__DIRECTIONS FOR THIS TASK__
Drop every image and restate the entries below word for word.

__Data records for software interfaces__
::::::::::

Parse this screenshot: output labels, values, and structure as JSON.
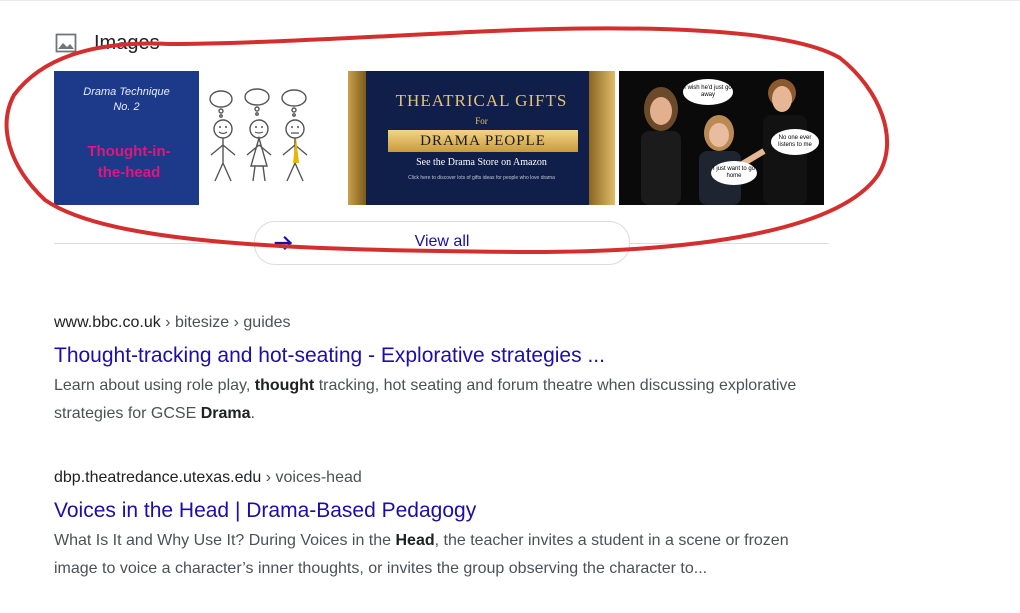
{
  "images_section": {
    "title": "Images",
    "thumbs": [
      {
        "caption_line1": "Drama Technique",
        "caption_line2": "No. 2",
        "big_line1": "Thought-in-",
        "big_line2": "the-head"
      },
      {
        "title": "THEATRICAL  GIFTS",
        "for_text": "For",
        "banner": "DRAMA  PEOPLE",
        "subtitle": "See the Drama Store on Amazon",
        "tiny": "Click here to discover lots of gifts ideas for people who love drama"
      },
      {
        "bubble1": "I wish he'd just go away",
        "bubble2": "No one ever listens to me",
        "bubble3": "I just want to go home"
      }
    ],
    "view_all": "View all"
  },
  "results": [
    {
      "domain": "www.bbc.co.uk",
      "path": " › bitesize › guides",
      "title": "Thought-tracking and hot-seating - Explorative strategies ...",
      "snippet_parts": [
        "Learn about using role play, ",
        "thought",
        " tracking, hot seating and forum theatre when discussing explorative strategies for GCSE ",
        "Drama",
        "."
      ]
    },
    {
      "domain": "dbp.theatredance.utexas.edu",
      "path": " › voices-head",
      "title": "Voices in the Head | Drama-Based Pedagogy",
      "snippet_parts": [
        "What Is It and Why Use It? During Voices in the ",
        "Head",
        ", the teacher invites a student in a scene or frozen image to voice a character’s inner thoughts, or invites the group observing the character to..."
      ]
    }
  ],
  "colors": {
    "link": "#1a0dab",
    "annotation": "#d32f2f"
  }
}
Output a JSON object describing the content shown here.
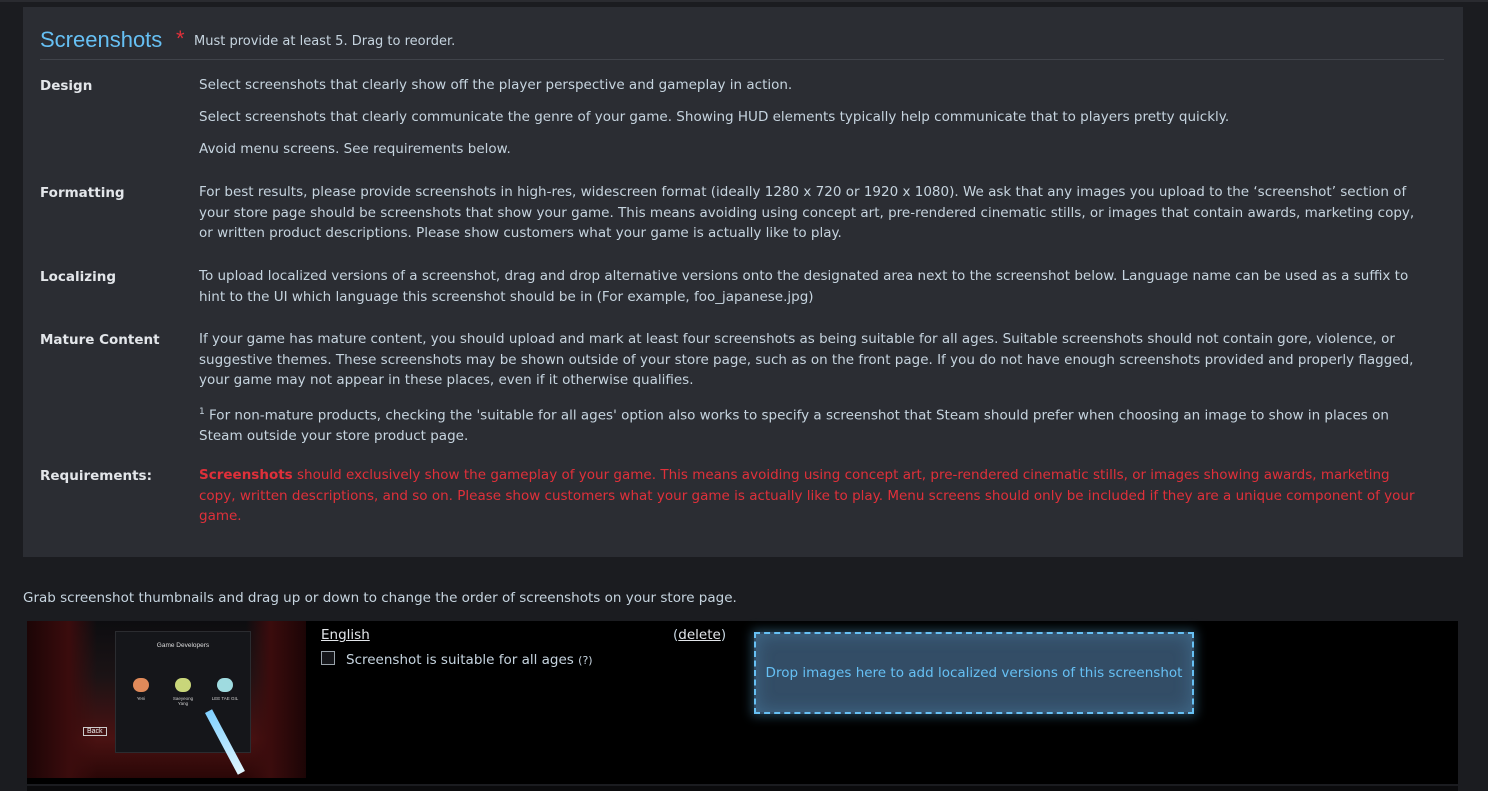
{
  "section": {
    "title": "Screenshots",
    "required_mark": "*",
    "note": "Must provide at least 5. Drag to reorder."
  },
  "rows": {
    "design": {
      "label": "Design",
      "lines": [
        "Select screenshots that clearly show off the player perspective and gameplay in action.",
        "Select screenshots that clearly communicate the genre of your game. Showing HUD elements typically help communicate that to players pretty quickly.",
        "Avoid menu screens. See requirements below."
      ]
    },
    "formatting": {
      "label": "Formatting",
      "text": "For best results, please provide screenshots in high-res, widescreen format (ideally 1280 x 720 or 1920 x 1080). We ask that any images you upload to the ‘screenshot’ section of your store page should be screenshots that show your game. This means avoiding using concept art, pre-rendered cinematic stills, or images that contain awards, marketing copy, or written product descriptions. Please show customers what your game is actually like to play."
    },
    "localizing": {
      "label": "Localizing",
      "text": "To upload localized versions of a screenshot, drag and drop alternative versions onto the designated area next to the screenshot below. Language name can be used as a suffix to hint to the UI which language this screenshot should be in (For example, foo_japanese.jpg)"
    },
    "mature": {
      "label": "Mature Content",
      "text": "If your game has mature content, you should upload and mark at least four screenshots as being suitable for all ages. Suitable screenshots should not contain gore, violence, or suggestive themes. These screenshots may be shown outside of your store page, such as on the front page. If you do not have enough screenshots provided and properly flagged, your game may not appear in these places, even if it otherwise qualifies.",
      "footnote_mark": "1",
      "footnote": " For non-mature products, checking the 'suitable for all ages' option also works to specify a screenshot that Steam should prefer when choosing an image to show in places on Steam outside your store product page."
    },
    "requirements": {
      "label": "Requirements:",
      "strong": "Screenshots",
      "text": " should exclusively show the gameplay of your game. This means avoiding using concept art, pre-rendered cinematic stills, or images showing awards, marketing copy, written descriptions, and so on. Please show customers what your game is actually like to play. Menu screens should only be included if they are a unique component of your game."
    }
  },
  "instructions": "Grab screenshot thumbnails and drag up or down to change the order of screenshots on your store page.",
  "screenshot": {
    "thumb_title": "Game Developers",
    "developers": [
      "Yeni",
      "Saeyeong Yang",
      "LEE TAE GIL"
    ],
    "thumb_back": "Back",
    "language": "English",
    "delete_open": "(",
    "delete_label": "delete",
    "delete_close": ")",
    "checkbox_label": "Screenshot is suitable for all ages",
    "help_label": "(?)",
    "checked": false,
    "dropzone_text": "Drop images here to add localized versions of this screenshot"
  },
  "colors": {
    "accent": "#66c0f4",
    "warning": "#e0303a",
    "panel": "#2b2d33"
  }
}
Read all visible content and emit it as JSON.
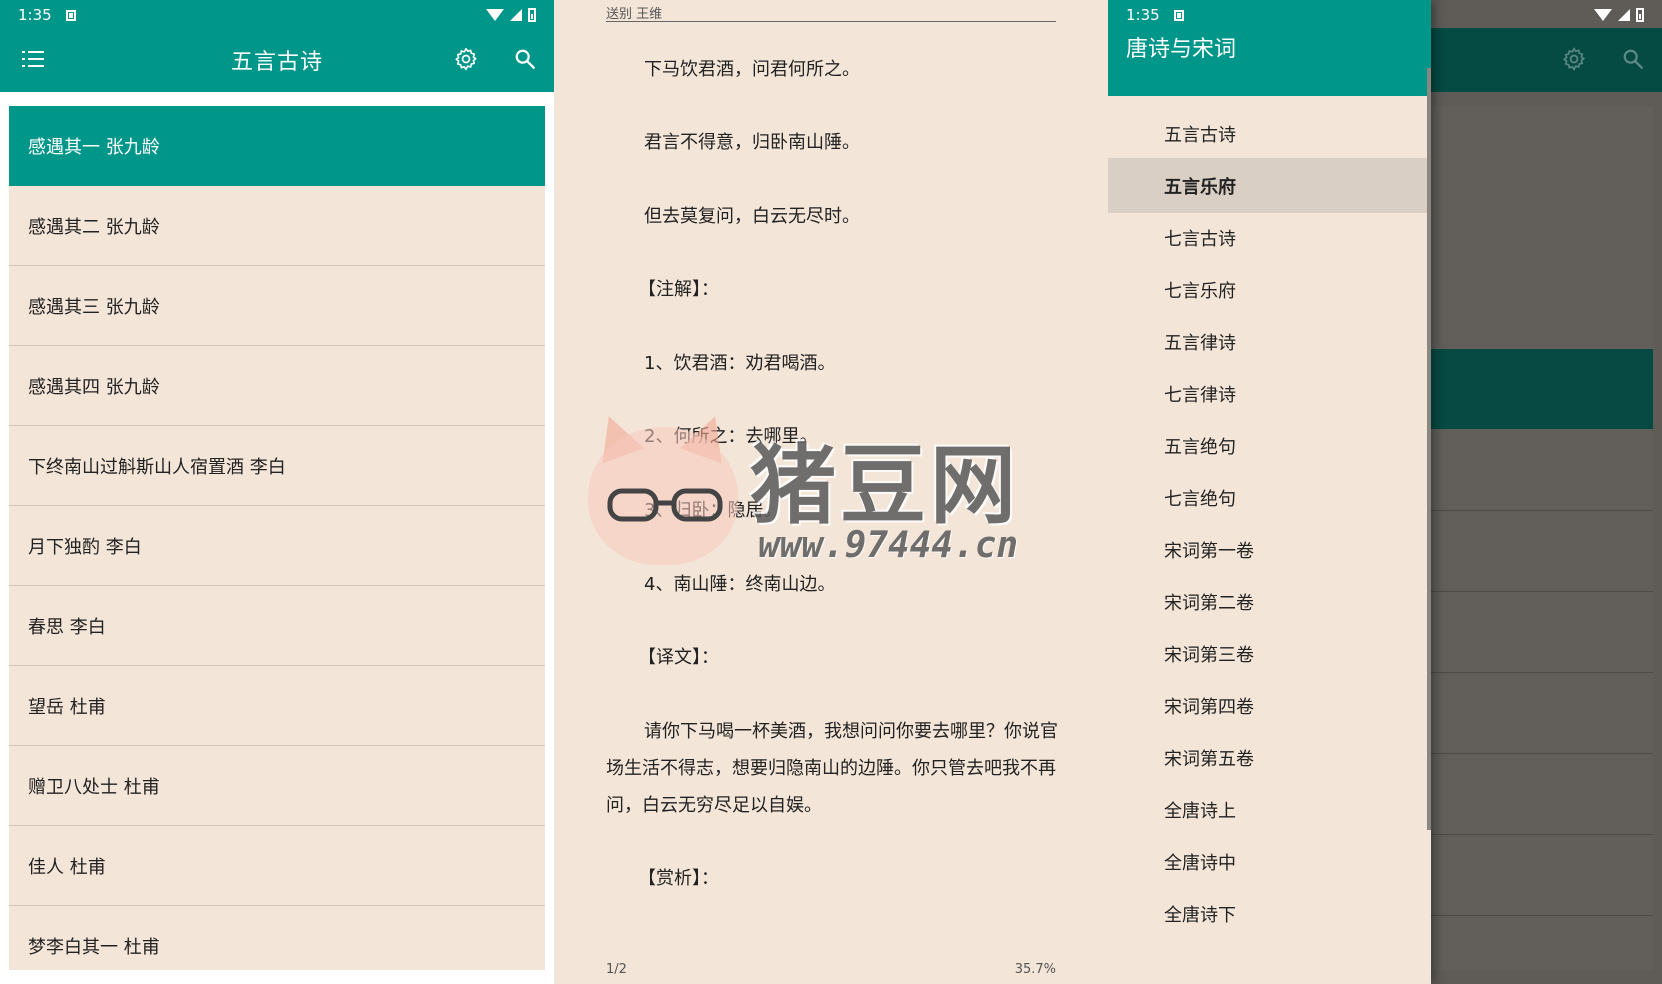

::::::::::

__EXERCISE RESULT__
Parse this screenshot: output labels, values, and structure as JSON.
{
  "images_section": {
    "title": "Images",
    "thumbs": [
      {
        "caption_line1": "Drama Technique",
        "caption_line2": "No. 2",
        "big_line1": "Thought-in-",
        "big_line2": "the-head"
      },
      {
        "title": "THEATRICAL  GIFTS",
        "for_text": "For",
        "banner": "DRAMA  PEOPLE",
        "subtitle": "See the Drama Store on Amazon",
        "tiny": "Click here to discover lots of gifts ideas for people who love drama"
      },
      {
        "bubble1": "I wish he'd just go away",
        "bubble2": "No one ever listens to me",
        "bubble3": "I just want to go home"
      }
    ],
    "view_all": "View all"
  },
  "results": [
    {
      "domain": "www.bbc.co.uk",
      "path": " › bitesize › guides",
      "title": "Thought-tracking and hot-seating - Explorative strategies ...",
      "snippet_parts": [
        "Learn about using role play, ",
        "thought",
        " tracking, hot seating and forum theatre when discussing explorative strategies for GCSE ",
        "Drama",
        "."
      ]
    },
    {
      "domain": "dbp.theatredance.utexas.edu",
      "path": " › voices-head",
      "title": "Voices in the Head | Drama-Based Pedagogy",
      "snippet_parts": [
        "What Is It and Why Use It? During Voices in the ",
        "Head",
        ", the teacher invites a student in a scene or frozen image to voice a character’s inner thoughts, or invites the group observing the character to..."
      ]
    }
  ],
  "colors": {
    "link": "#1a0dab",
    "annotation": "#d32f2f"
  }
}
Output a JSON object describing the content shown here.
{
  "section": {
    "title": "Screenshots",
    "required_mark": "*",
    "note": "Must provide at least 5. Drag to reorder."
  },
  "rows": {
    "design": {
      "label": "Design",
      "lines": [
        "Select screenshots that clearly show off the player perspective and gameplay in action.",
        "Select screenshots that clearly communicate the genre of your game. Showing HUD elements typically help communicate that to players pretty quickly.",
        "Avoid menu screens. See requirements below."
      ]
    },
    "formatting": {
      "label": "Formatting",
      "text": "For best results, please provide screenshots in high-res, widescreen format (ideally 1280 x 720 or 1920 x 1080). We ask that any images you upload to the ‘screenshot’ section of your store page should be screenshots that show your game. This means avoiding using concept art, pre-rendered cinematic stills, or images that contain awards, marketing copy, or written product descriptions. Please show customers what your game is actually like to play."
    },
    "localizing": {
      "label": "Localizing",
      "text": "To upload localized versions of a screenshot, drag and drop alternative versions onto the designated area next to the screenshot below. Language name can be used as a suffix to hint to the UI which language this screenshot should be in (For example, foo_japanese.jpg)"
    },
    "mature": {
      "label": "Mature Content",
      "text": "If your game has mature content, you should upload and mark at least four screenshots as being suitable for all ages. Suitable screenshots should not contain gore, violence, or suggestive themes. These screenshots may be shown outside of your store page, such as on the front page. If you do not have enough screenshots provided and properly flagged, your game may not appear in these places, even if it otherwise qualifies.",
      "footnote_mark": "1",
      "footnote": " For non-mature products, checking the 'suitable for all ages' option also works to specify a screenshot that Steam should prefer when choosing an image to show in places on Steam outside your store product page."
    },
    "requirements": {
      "label": "Requirements:",
      "strong": "Screenshots",
      "text": " should exclusively show the gameplay of your game. This means avoiding using concept art, pre-rendered cinematic stills, or images showing awards, marketing copy, written descriptions, and so on. Please show customers what your game is actually like to play. Menu screens should only be included if they are a unique component of your game."
    }
  },
  "instructions": "Grab screenshot thumbnails and drag up or down to change the order of screenshots on your store page.",
  "screenshot": {
    "thumb_title": "Game Developers",
    "developers": [
      "Yeni",
      "Saeyeong Yang",
      "LEE TAE GIL"
    ],
    "thumb_back": "Back",
    "language": "English",
    "delete_open": "(",
    "delete_label": "delete",
    "delete_close": ")",
    "checkbox_label": "Screenshot is suitable for all ages",
    "help_label": "(?)",
    "checked": false,
    "dropzone_text": "Drop images here to add localized versions of this screenshot"
  },
  "colors": {
    "accent": "#66c0f4",
    "warning": "#e0303a",
    "panel": "#2b2d33"
  }
}
Read all visible content and emit it as JSON.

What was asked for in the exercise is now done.